Reviewed by Benjamin Orchard
It hard to know sometimes, if one should laugh or cry when attending The Adelaide Rep’s latest production – an unnervingly intense look at a dysfunctional family coming apart at the seams as, gathered together for the birthday celebration of their elderly patriarch, years of pent up resentment and bitterness come to the boil in a succession of vicious, but sometimes witty arguments.
Russell Starke is suitably cantankerous and cynical as the “Big Daddy”, whose towering ego has cast a long shadow over the lives of his family. But he knows just the right moments to display some vulnerability underneath the bluster, ensuring the audience is always able to empathise, if not sympathise, with this wounded soul… and understand why his long suffering wife (Jude Brennan, bringing a subtly nuanced dignity to a role that all too easily could’ve been played as a one-note doormat) is willing to put up with him.
Big Daddy’s money-grubbing eldest son, Gooper (Alan Fitzpatrick), and Gooper’s prissy snob of a wife, Mae (Nicole Rutty) are played in broader strokes, ultimately emerging as the kind of loathsome scabs that an audience loves to hate. With a family like this it’s easy enough to see why younger son, Brick (Joshua Coldwell) is driven to drink. Coldwell portrays Brick’s bitterness well, and is quietly affecting in scenes where he relates how he is haunted by both the suicide of a close friend and his glory days as a college football star. But Coldwell’s depiction of the character’s alcoholism skirts the edge of caricature – by the time he consumes his 12th glass of whiskey in a row, with little noticeable effect on his speech or mannerisms, the character’s constant drinking comes across as somewhat cartoonish.
Though Brick’s wife, Maggie (Anita Pipprell) has a tendency to “act out” with an adolescent petulance to get the attention of those around her, she is frequently the sole voice of reason in any given scene. Pipprell does a fine job of capturing the duality of a character who has an immature temperament, but at the same time is a much more intelligent and reasonable person than any of the family members who constantly relate to her in a condescending way.

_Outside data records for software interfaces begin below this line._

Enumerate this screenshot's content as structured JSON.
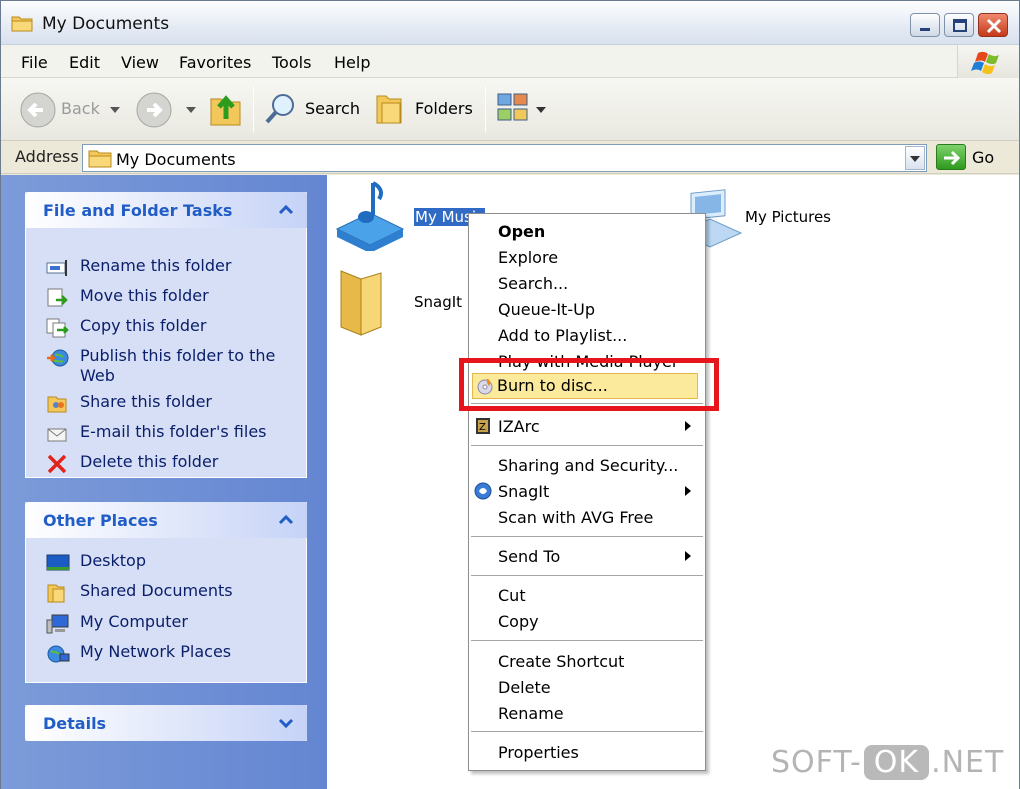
{
  "window": {
    "title": "My Documents"
  },
  "menubar": {
    "items": [
      "File",
      "Edit",
      "View",
      "Favorites",
      "Tools",
      "Help"
    ]
  },
  "toolbar": {
    "back": "Back",
    "search": "Search",
    "folders": "Folders"
  },
  "address": {
    "label": "Address",
    "value": "My Documents",
    "go": "Go"
  },
  "left_pane": {
    "file_tasks": {
      "title": "File and Folder Tasks",
      "items": [
        {
          "label": "Rename this folder",
          "icon": "rename-icon"
        },
        {
          "label": "Move this folder",
          "icon": "move-icon"
        },
        {
          "label": "Copy this folder",
          "icon": "copy-icon"
        },
        {
          "label": "Publish this folder to the",
          "label2": "Web",
          "icon": "publish-icon"
        },
        {
          "label": "Share this folder",
          "icon": "share-icon"
        },
        {
          "label": "E-mail this folder's files",
          "icon": "email-icon"
        },
        {
          "label": "Delete this folder",
          "icon": "delete-icon"
        }
      ]
    },
    "other_places": {
      "title": "Other Places",
      "items": [
        {
          "label": "Desktop",
          "icon": "desktop-icon"
        },
        {
          "label": "Shared Documents",
          "icon": "folder-icon"
        },
        {
          "label": "My Computer",
          "icon": "computer-icon"
        },
        {
          "label": "My Network Places",
          "icon": "network-icon"
        }
      ]
    },
    "details": {
      "title": "Details"
    }
  },
  "content": {
    "items": [
      {
        "label": "My Music",
        "icon": "music-folder-icon",
        "selected": true
      },
      {
        "label": "My Pictures",
        "icon": "pictures-folder-icon"
      },
      {
        "label": "SnagIt",
        "icon": "folder-icon"
      }
    ]
  },
  "context_menu": {
    "items": {
      "open": "Open",
      "explore": "Explore",
      "search": "Search...",
      "queue": "Queue-It-Up",
      "playlist": "Add to Playlist...",
      "mediaplayer": "Play with Media Player",
      "burn": "Burn to disc...",
      "izarc": "IZArc",
      "sharing": "Sharing and Security...",
      "snagit": "SnagIt",
      "avg": "Scan with AVG Free",
      "sendto": "Send To",
      "cut": "Cut",
      "copy": "Copy",
      "shortcut": "Create Shortcut",
      "delete": "Delete",
      "rename": "Rename",
      "properties": "Properties"
    },
    "highlighted": "Burn to disc..."
  },
  "watermark": {
    "left": "SOFT-",
    "box": "OK",
    "right": ".NET"
  },
  "colors": {
    "accent_red": "#e8141b",
    "selection": "#316ac5",
    "panel_title": "#215dc6"
  }
}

John Matsen, David Rapkin, Alicia Hammond, Zara Blight, Rachael Holmes-Vickers, Thomas Hamilton-Smith and Jimmy White don’t get much dialogue as the other guests. But they each have a strong physicality that enriches the background of the proceedings, without intruding upon the main drama.
The combined bedroom/living room set eliminates the need for drawn out scene transitions, and has a suitably “homey” atmosphere. Costumes are period appropriate, without being ostentatiously flashy.
Overall, if you like your theatre to be impassioned and confronting, and don’t mind going on an emotional journey with some very flawed, unsympathetic characters, then you’re well catered for with this production of Cat On A Hot Tin Roof.